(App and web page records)
· · · · ·

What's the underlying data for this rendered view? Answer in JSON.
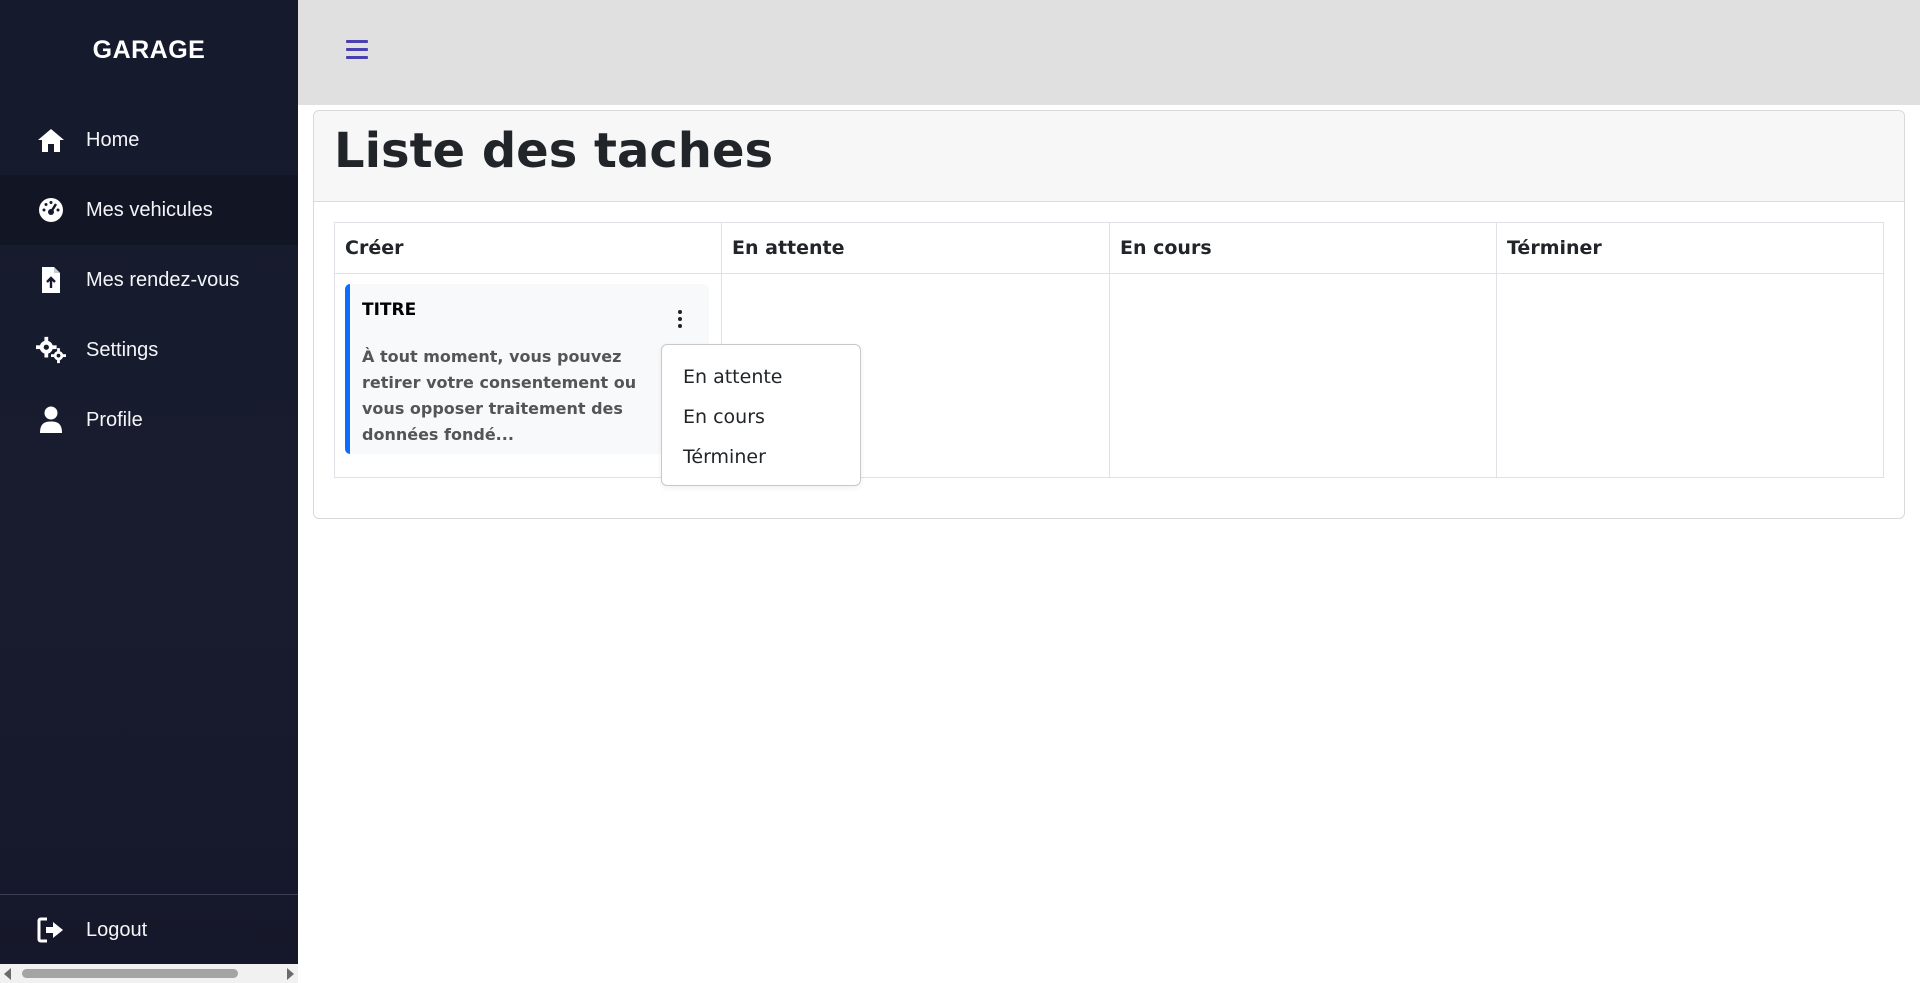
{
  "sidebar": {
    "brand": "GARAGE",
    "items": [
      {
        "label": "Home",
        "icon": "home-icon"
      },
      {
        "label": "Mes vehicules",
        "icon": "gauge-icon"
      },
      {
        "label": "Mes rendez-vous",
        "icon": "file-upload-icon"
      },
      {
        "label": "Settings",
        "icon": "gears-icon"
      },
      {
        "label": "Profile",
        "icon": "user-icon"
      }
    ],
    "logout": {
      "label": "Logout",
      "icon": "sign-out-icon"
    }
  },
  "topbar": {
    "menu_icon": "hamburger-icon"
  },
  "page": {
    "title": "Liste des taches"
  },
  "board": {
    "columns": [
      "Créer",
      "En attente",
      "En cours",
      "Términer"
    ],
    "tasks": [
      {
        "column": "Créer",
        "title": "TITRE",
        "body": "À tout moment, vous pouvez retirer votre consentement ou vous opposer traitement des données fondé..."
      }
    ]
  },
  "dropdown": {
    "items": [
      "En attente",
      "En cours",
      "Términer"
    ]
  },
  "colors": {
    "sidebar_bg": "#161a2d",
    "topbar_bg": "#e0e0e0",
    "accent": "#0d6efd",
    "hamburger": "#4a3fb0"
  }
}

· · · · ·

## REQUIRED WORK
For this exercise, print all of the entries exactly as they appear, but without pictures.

## RESPONSE BELOW
What's the underlying data for this rendered view? Answer in JSON.
{
  "sidebar": {
    "brand": "GARAGE",
    "items": [
      {
        "label": "Home",
        "icon": "home-icon"
      },
      {
        "label": "Mes vehicules",
        "icon": "gauge-icon"
      },
      {
        "label": "Mes rendez-vous",
        "icon": "file-upload-icon"
      },
      {
        "label": "Settings",
        "icon": "gears-icon"
      },
      {
        "label": "Profile",
        "icon": "user-icon"
      }
    ],
    "logout": {
      "label": "Logout",
      "icon": "sign-out-icon"
    }
  },
  "topbar": {
    "menu_icon": "hamburger-icon"
  },
  "page": {
    "title": "Liste des taches"
  },
  "board": {
    "columns": [
      "Créer",
      "En attente",
      "En cours",
      "Términer"
    ],
    "tasks": [
      {
        "column": "Créer",
        "title": "TITRE",
        "body": "À tout moment, vous pouvez retirer votre consentement ou vous opposer traitement des données fondé..."
      }
    ]
  },
  "dropdown": {
    "items": [
      "En attente",
      "En cours",
      "Términer"
    ]
  },
  "colors": {
    "sidebar_bg": "#161a2d",
    "topbar_bg": "#e0e0e0",
    "accent": "#0d6efd",
    "hamburger": "#4a3fb0"
  }
}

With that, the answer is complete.